Medical Facilities – Typical Illnesses
Every plantation with more than five indentured immigrants was required to have a medical facility, followed by a central hospital at the mill centers, and generally one other hospital in each of the C.S.R, Company’s districts.
Most of the complaints treated in the plantation hospitals were caused by drinking contaminated water, undernourishment, and a lack of sanitary environments. With the most debilitating being ankylostomiasis (hook-worm), only diagnosed by the medical institutions very late into the indentureship period in Fiji, the effects caused directly or indirectly thousands of lives and severely weakened many others during this period. Children fatalities were also very high within the plantations, caused by improper feeding (lack of milk), poor sanitation, and the improper care of the child by untrained nurses. As the instances were identified, regulations and proper policies were implemented, though as stated sometimes the cause of the sickness was sometimes a long time in diagnosing.
When an Indian Immigrant had finished his five years of service under the indentureship scheme, the government provided them with a certificate of industrial residence (example above) detailing their official number, time served, and the vessel in which they had arrived. The person’s physical description height and bodily marks, with the signature of the Sub-protector of the Immigrants, were used to help authenticate/verify, the legal document.

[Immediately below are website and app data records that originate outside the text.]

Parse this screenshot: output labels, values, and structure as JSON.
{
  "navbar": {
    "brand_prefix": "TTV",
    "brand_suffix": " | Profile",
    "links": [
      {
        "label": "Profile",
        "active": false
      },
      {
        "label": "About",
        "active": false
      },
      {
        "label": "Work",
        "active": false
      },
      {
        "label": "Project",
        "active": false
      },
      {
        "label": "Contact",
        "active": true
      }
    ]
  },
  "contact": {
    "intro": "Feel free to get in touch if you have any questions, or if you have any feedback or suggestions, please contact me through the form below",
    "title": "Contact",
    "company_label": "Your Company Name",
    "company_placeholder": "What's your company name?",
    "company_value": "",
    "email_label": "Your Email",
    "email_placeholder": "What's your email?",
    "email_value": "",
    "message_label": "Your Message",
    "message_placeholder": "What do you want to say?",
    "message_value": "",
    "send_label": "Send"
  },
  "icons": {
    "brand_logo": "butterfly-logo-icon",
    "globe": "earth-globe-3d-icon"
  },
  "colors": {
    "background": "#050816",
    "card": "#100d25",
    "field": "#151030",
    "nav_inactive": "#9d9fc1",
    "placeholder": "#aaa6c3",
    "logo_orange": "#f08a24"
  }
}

Upon receipt of the document, an Indentured person is officially a free man, with four main options open to them: Firstly, they could re-indenture for another 5 years, this option was preferred by the planters and government, as the immigrant was experienced and acclimatized creating a more stable and reliable workforce, additional pay per world load and free passage to India at the end of the second indentured period was provided at the expense of the government an incentive to serve an additional term. Secondly, he could continue to work for an employer as a free laborer or under the Masters and Servants Ordinance, although this provided greater freedoms it did not guarantee regular and reliable work. thirdly they could take a trade or craft and settle on a plot of land within Fiji, slowly establishing a home and community and the fourth option was to return to India at their own expense.
The recruitment of Indian laborers to work in overseas colonies was suspended on 12 March 1917 due to the military requirements of the First World War (under India’s Defence of India Act 1917), but never resumed after the war. The Steamship Sutlej carrying 888 indentured persons was the last vessel to dock at Suva, arriving on 11 November 1916. The anti-indentureship protests that started before the war by Mohandas Karamchand Gandhi continued throughout India until the British Imperial Government and the Government of India had to give in to the pressure to end the system and on 1 January 1920 it was abolished completely.
- Australian National University (1948). Loading cane, Nausori [Photograph].
- Girmit (2020). List Of Ships To Fiji. Girmit.org. https://girmitiya.girmit.org/new/index.php/history-draft/list-of-ships-to-fiji/
- Girmit (2021). List Of Ships To Fiji 1,2,3 [Photograph]
- Kumar, A. (2016). Feeding the Girmitiya. The University of California Press, 16(1), 41-52. https://www.jstor.org/stable/26362319?read-now=1&seq=5
- List of Indian indenture ships to Fiji. (2020, March 10). In Wikipedia. https://en.wikipedia.org/wiki/List_of_Indian_indenture_ships_to_Fiji
- Swiggum, S. (2006, May 3). Nourse Line. The Shipping LIst. Retrieved January 26, 2023, from http://www.theshipslist.com/ships/lines/nourse.shtml
- U.P (2015, February 2). The Most Powerful Man On Board. The University of Pennsylvania. Retrieved January 26, 2023, from https://scalar.usc.edu/works/the-voyages-of-the-clarence/overview-of-the-surgeon?path=the-ship-surgeon